__ABOUT THIS EXERCISE__. Each entry, as given, must be output unchanged.

__SOURCE MATERIAL__.
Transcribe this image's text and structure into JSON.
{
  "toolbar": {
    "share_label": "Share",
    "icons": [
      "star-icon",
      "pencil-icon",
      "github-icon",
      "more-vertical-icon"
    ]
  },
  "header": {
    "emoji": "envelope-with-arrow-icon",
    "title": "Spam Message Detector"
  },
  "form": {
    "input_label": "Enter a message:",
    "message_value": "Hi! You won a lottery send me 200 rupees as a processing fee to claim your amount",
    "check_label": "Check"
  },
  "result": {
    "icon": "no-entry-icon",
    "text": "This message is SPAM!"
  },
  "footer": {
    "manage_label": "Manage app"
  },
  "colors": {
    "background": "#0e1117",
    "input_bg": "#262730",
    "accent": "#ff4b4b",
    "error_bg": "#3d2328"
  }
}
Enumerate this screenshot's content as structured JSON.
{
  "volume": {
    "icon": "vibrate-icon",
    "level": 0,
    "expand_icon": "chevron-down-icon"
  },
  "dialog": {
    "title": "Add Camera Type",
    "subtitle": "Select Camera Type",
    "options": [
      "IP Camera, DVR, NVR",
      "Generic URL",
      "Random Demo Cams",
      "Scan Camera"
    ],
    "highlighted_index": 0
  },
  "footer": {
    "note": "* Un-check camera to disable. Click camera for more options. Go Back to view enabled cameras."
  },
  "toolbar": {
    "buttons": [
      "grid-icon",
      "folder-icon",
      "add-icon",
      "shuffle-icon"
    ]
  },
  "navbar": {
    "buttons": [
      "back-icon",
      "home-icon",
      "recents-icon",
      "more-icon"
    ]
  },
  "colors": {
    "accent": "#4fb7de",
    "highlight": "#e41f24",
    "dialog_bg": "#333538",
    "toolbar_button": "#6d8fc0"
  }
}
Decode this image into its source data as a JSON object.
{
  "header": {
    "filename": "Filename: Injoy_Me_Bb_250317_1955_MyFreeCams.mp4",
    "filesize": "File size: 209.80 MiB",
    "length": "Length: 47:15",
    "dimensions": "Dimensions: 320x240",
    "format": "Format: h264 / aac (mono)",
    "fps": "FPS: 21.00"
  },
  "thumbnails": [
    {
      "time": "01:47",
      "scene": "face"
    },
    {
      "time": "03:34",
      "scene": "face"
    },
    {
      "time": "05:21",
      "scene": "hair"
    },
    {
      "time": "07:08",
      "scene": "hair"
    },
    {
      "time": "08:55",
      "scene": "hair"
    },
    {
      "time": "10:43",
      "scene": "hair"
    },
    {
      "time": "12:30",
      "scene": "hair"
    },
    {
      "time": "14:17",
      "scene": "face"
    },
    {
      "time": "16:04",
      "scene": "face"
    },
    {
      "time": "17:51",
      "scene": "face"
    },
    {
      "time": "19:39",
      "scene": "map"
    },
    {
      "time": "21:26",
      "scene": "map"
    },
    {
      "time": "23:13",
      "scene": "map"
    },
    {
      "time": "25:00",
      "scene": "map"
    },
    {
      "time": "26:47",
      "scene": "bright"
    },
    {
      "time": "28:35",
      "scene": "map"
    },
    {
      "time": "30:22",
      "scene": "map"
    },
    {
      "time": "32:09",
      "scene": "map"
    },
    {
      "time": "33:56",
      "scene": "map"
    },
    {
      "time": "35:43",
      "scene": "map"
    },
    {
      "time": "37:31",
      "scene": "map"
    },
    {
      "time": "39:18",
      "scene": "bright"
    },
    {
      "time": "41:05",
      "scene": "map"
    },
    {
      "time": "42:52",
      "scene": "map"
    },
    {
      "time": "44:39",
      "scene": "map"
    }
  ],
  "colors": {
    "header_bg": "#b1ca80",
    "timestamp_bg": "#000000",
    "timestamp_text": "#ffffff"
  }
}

__WRITTEN SOLUTION__.
Transcribe this image's text and structure into JSON.
{
  "toolbar": {
    "share_label": "Share",
    "icons": [
      "star-icon",
      "pencil-icon",
      "github-icon",
      "more-vertical-icon"
    ]
  },
  "header": {
    "emoji": "envelope-with-arrow-icon",
    "title": "Spam Message Detector"
  },
  "form": {
    "input_label": "Enter a message:",
    "message_value": "Hi! You won a lottery send me 200 rupees as a processing fee to claim your amount",
    "check_label": "Check"
  },
  "result": {
    "icon": "no-entry-icon",
    "text": "This message is SPAM!"
  },
  "footer": {
    "manage_label": "Manage app"
  },
  "colors": {
    "background": "#0e1117",
    "input_bg": "#262730",
    "accent": "#ff4b4b",
    "error_bg": "#3d2328"
  }
}
Enumerate this screenshot's content as structured JSON.
{
  "volume": {
    "icon": "vibrate-icon",
    "level": 0,
    "expand_icon": "chevron-down-icon"
  },
  "dialog": {
    "title": "Add Camera Type",
    "subtitle": "Select Camera Type",
    "options": [
      "IP Camera, DVR, NVR",
      "Generic URL",
      "Random Demo Cams",
      "Scan Camera"
    ],
    "highlighted_index": 0
  },
  "footer": {
    "note": "* Un-check camera to disable. Click camera for more options. Go Back to view enabled cameras."
  },
  "toolbar": {
    "buttons": [
      "grid-icon",
      "folder-icon",
      "add-icon",
      "shuffle-icon"
    ]
  },
  "navbar": {
    "buttons": [
      "back-icon",
      "home-icon",
      "recents-icon",
      "more-icon"
    ]
  },
  "colors": {
    "accent": "#4fb7de",
    "highlight": "#e41f24",
    "dialog_bg": "#333538",
    "toolbar_button": "#6d8fc0"
  }
}
Decode this image into its source data as a JSON object.
{
  "header": {
    "filename": "Filename: Injoy_Me_Bb_250317_1955_MyFreeCams.mp4",
    "filesize": "File size: 209.80 MiB",
    "length": "Length: 47:15",
    "dimensions": "Dimensions: 320x240",
    "format": "Format: h264 / aac (mono)",
    "fps": "FPS: 21.00"
  },
  "thumbnails": [
    {
      "time": "01:47",
      "scene": "face"
    },
    {
      "time": "03:34",
      "scene": "face"
    },
    {
      "time": "05:21",
      "scene": "hair"
    },
    {
      "time": "07:08",
      "scene": "hair"
    },
    {
      "time": "08:55",
      "scene": "hair"
    },
    {
      "time": "10:43",
      "scene": "hair"
    },
    {
      "time": "12:30",
      "scene": "hair"
    },
    {
      "time": "14:17",
      "scene": "face"
    },
    {
      "time": "16:04",
      "scene": "face"
    },
    {
      "time": "17:51",
      "scene": "face"
    },
    {
      "time": "19:39",
      "scene": "map"
    },
    {
      "time": "21:26",
      "scene": "map"
    },
    {
      "time": "23:13",
      "scene": "map"
    },
    {
      "time": "25:00",
      "scene": "map"
    },
    {
      "time": "26:47",
      "scene": "bright"
    },
    {
      "time": "28:35",
      "scene": "map"
    },
    {
      "time": "30:22",
      "scene": "map"
    },
    {
      "time": "32:09",
      "scene": "map"
    },
    {
      "time": "33:56",
      "scene": "map"
    },
    {
      "time": "35:43",
      "scene": "map"
    },
    {
      "time": "37:31",
      "scene": "map"
    },
    {
      "time": "39:18",
      "scene": "bright"
    },
    {
      "time": "41:05",
      "scene": "map"
    },
    {
      "time": "42:52",
      "scene": "map"
    },
    {
      "time": "44:39",
      "scene": "map"
    }
  ],
  "colors": {
    "header_bg": "#b1ca80",
    "timestamp_bg": "#000000",
    "timestamp_text": "#ffffff"
  }
}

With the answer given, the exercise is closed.